*** Opening of Given records ***
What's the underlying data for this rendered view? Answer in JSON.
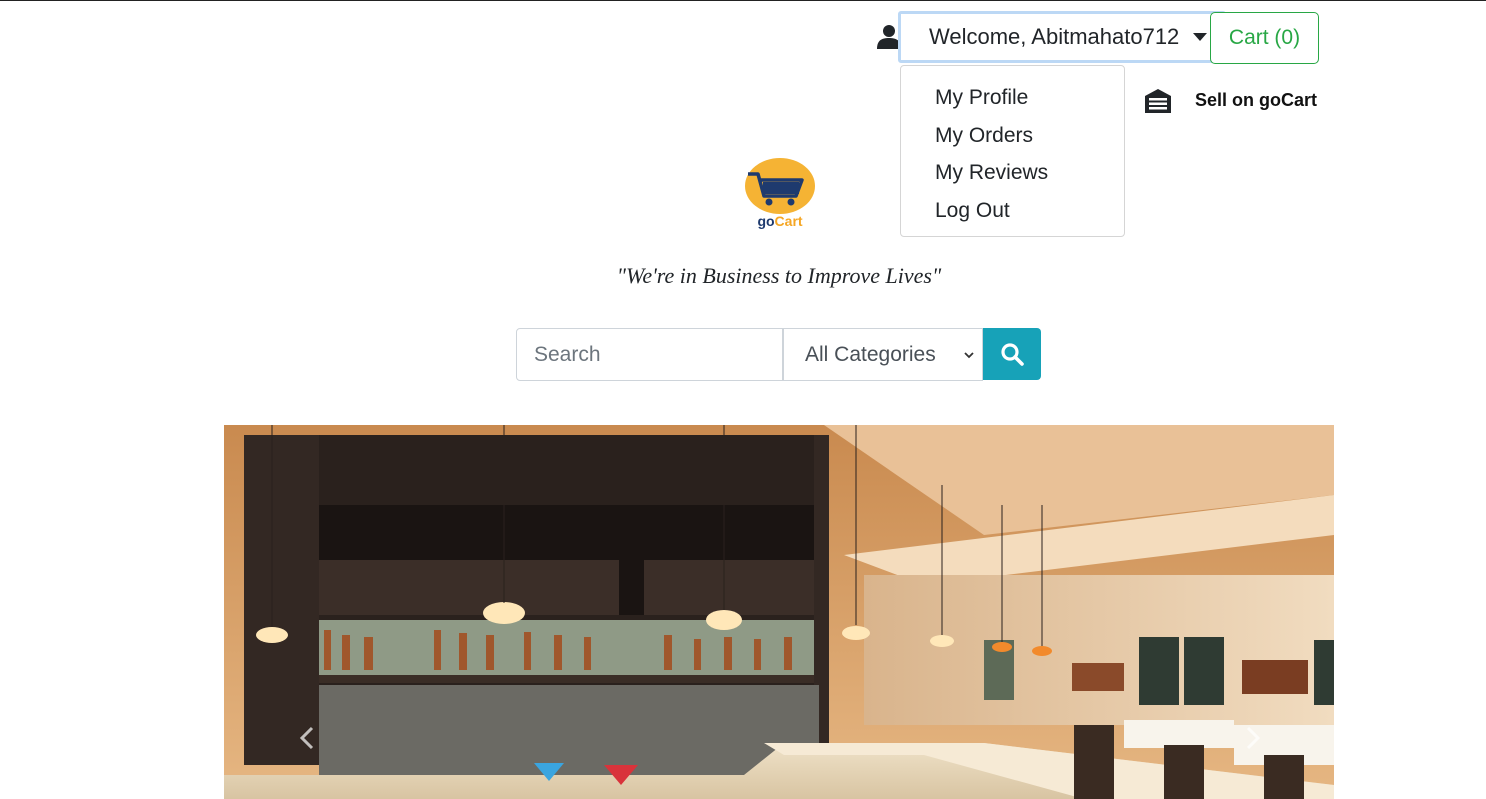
{
  "header": {
    "welcome_text": "Welcome, Abitmahato712",
    "cart_label": "Cart (0)",
    "sell_label": "Sell on goCart"
  },
  "user_menu": {
    "items": [
      {
        "label": "My Profile"
      },
      {
        "label": "My Orders"
      },
      {
        "label": "My Reviews"
      },
      {
        "label": "Log Out"
      }
    ]
  },
  "brand": {
    "logo_text": "goCart",
    "tagline": "\"We're in Business to Improve Lives\""
  },
  "search": {
    "placeholder": "Search",
    "category_selected": "All Categories"
  },
  "colors": {
    "accent_green": "#28a745",
    "search_button": "#17a2b8",
    "logo_orange": "#f5b334",
    "logo_navy": "#1e3a6e"
  },
  "icons": {
    "user": "user-icon",
    "sell": "store-icon",
    "search": "search-icon",
    "prev": "chevron-left-icon",
    "next": "chevron-right-icon"
  }
}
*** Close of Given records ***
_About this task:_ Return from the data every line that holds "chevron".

_Finished exercise:_
    "prev": "chevron-left-icon",
    "next": "chevron-right-icon"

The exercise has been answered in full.